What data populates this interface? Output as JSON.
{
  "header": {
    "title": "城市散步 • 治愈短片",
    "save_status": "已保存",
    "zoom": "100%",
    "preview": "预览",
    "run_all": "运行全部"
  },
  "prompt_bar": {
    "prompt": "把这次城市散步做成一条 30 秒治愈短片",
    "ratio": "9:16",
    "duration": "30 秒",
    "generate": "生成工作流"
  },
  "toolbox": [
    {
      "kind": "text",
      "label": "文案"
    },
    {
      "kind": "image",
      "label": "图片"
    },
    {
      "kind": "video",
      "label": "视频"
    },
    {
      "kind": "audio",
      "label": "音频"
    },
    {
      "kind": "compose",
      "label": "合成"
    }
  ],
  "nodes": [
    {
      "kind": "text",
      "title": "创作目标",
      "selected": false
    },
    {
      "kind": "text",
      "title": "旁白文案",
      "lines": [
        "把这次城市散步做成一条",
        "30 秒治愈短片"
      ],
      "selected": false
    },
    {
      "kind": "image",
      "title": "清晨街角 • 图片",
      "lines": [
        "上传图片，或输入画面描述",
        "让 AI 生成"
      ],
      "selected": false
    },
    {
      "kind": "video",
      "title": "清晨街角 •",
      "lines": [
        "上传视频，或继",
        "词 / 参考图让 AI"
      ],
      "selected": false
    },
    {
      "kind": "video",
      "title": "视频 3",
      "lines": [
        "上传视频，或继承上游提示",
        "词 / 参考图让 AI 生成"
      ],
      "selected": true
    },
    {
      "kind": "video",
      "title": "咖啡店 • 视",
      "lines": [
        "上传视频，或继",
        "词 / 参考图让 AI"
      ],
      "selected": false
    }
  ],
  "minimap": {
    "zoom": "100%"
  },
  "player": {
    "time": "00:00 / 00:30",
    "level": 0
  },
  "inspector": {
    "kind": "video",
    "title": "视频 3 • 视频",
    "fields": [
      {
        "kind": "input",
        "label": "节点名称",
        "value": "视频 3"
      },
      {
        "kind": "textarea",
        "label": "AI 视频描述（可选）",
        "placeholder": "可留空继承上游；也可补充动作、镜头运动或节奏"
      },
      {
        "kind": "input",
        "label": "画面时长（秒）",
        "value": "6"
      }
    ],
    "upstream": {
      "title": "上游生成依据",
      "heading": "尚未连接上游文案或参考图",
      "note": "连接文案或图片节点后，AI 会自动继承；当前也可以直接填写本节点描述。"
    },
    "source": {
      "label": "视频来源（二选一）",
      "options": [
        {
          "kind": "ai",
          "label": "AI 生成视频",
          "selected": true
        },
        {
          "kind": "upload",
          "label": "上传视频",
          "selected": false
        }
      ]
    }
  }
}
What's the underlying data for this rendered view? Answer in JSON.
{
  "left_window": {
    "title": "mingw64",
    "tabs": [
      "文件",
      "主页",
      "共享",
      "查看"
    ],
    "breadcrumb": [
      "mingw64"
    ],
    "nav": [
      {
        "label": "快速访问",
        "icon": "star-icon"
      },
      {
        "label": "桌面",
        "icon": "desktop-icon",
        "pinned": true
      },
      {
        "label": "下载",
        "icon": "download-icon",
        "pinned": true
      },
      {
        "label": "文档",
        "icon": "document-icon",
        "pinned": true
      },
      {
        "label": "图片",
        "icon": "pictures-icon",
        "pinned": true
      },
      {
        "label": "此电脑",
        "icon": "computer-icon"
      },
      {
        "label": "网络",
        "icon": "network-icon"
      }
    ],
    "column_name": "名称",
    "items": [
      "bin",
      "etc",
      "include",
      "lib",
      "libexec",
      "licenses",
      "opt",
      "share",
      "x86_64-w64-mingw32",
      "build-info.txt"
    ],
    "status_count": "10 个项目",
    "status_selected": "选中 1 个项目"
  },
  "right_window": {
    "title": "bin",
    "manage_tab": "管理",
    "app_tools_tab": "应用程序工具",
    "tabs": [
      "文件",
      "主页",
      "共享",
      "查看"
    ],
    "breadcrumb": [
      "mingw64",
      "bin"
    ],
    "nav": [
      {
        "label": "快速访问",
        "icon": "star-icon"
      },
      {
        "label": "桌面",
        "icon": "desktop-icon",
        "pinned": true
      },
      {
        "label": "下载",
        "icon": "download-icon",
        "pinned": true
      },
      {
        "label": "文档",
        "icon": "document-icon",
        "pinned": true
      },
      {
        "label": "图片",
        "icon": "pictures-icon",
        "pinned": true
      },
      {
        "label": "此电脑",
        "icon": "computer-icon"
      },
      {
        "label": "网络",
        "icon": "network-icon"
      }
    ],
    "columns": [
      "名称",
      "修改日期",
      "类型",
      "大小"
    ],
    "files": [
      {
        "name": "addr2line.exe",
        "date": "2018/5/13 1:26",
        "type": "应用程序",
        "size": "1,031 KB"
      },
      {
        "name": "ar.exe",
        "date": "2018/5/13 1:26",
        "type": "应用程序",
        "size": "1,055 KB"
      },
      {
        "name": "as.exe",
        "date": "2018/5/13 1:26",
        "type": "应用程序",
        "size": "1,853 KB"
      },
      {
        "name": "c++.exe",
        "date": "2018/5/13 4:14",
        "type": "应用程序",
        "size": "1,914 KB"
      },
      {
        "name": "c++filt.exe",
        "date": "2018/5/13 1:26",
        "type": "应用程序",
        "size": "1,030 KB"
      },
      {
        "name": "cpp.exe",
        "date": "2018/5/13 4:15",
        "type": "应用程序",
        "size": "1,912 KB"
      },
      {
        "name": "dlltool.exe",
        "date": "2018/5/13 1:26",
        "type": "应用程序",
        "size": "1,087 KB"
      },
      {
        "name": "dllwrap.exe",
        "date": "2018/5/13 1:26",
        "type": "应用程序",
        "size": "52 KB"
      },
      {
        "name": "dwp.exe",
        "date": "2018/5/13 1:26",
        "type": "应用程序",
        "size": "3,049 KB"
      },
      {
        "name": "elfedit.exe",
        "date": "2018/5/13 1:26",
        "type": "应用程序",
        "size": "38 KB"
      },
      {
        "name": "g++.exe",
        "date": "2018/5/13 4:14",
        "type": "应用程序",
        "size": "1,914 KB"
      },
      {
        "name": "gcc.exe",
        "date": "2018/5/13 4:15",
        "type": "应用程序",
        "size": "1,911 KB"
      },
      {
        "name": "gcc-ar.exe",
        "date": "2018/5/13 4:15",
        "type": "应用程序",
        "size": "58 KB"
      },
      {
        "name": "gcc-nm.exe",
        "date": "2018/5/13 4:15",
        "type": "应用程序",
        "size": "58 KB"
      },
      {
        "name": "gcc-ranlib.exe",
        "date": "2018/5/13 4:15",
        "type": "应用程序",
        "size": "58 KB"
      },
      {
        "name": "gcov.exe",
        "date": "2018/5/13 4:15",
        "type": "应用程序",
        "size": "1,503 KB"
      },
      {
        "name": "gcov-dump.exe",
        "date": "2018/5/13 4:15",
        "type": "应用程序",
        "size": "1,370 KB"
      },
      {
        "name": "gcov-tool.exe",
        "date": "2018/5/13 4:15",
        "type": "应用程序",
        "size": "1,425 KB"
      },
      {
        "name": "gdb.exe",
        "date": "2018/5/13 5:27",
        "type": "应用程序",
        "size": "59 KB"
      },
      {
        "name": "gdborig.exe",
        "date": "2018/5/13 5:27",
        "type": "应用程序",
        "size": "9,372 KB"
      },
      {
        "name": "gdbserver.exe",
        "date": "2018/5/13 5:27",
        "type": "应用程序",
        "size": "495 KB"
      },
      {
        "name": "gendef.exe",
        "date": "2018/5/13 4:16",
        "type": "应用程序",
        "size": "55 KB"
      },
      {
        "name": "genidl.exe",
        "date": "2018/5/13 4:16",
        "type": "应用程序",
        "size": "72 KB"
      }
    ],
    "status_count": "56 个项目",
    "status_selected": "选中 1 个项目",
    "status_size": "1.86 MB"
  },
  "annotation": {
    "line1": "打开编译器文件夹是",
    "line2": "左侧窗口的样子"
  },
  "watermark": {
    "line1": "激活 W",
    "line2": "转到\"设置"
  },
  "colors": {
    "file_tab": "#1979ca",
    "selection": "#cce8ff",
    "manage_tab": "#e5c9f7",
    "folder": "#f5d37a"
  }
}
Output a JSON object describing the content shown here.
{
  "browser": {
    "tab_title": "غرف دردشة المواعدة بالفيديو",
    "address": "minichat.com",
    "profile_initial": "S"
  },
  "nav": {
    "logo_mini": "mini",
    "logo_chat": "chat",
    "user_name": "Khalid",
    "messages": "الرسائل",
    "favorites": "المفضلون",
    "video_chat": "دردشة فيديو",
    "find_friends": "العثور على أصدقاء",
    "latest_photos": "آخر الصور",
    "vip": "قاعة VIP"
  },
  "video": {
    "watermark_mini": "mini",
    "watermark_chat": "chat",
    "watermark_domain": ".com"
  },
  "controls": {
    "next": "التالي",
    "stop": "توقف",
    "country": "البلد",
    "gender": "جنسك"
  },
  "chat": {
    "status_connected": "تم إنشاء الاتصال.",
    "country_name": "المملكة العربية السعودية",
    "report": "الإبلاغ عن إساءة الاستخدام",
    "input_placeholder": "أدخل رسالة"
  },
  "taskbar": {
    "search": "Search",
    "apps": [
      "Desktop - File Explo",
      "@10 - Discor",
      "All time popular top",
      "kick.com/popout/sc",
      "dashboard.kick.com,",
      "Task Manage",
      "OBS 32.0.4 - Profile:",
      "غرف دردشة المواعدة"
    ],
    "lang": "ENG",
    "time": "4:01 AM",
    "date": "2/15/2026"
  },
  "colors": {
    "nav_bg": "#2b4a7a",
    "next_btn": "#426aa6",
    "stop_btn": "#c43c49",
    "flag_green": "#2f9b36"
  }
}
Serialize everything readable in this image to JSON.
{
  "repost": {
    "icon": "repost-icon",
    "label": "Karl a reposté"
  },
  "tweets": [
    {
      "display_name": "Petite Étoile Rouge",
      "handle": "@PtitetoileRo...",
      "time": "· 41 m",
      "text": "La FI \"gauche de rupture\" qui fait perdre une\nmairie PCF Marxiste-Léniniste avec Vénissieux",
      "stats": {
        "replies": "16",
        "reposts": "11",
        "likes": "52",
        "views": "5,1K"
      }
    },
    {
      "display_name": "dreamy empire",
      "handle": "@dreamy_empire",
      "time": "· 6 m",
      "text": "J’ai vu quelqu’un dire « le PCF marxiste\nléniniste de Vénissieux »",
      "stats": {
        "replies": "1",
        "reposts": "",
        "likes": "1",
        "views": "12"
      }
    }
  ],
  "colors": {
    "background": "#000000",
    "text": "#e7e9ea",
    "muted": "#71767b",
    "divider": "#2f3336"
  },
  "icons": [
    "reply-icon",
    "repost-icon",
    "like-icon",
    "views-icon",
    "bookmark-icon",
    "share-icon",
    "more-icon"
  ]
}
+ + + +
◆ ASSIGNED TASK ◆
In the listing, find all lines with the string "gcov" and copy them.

◆ RESPONSE FOR THIS EXERCISE ◆
        "name": "gcov.exe",
        "name": "gcov-dump.exe",
        "name": "gcov-tool.exe",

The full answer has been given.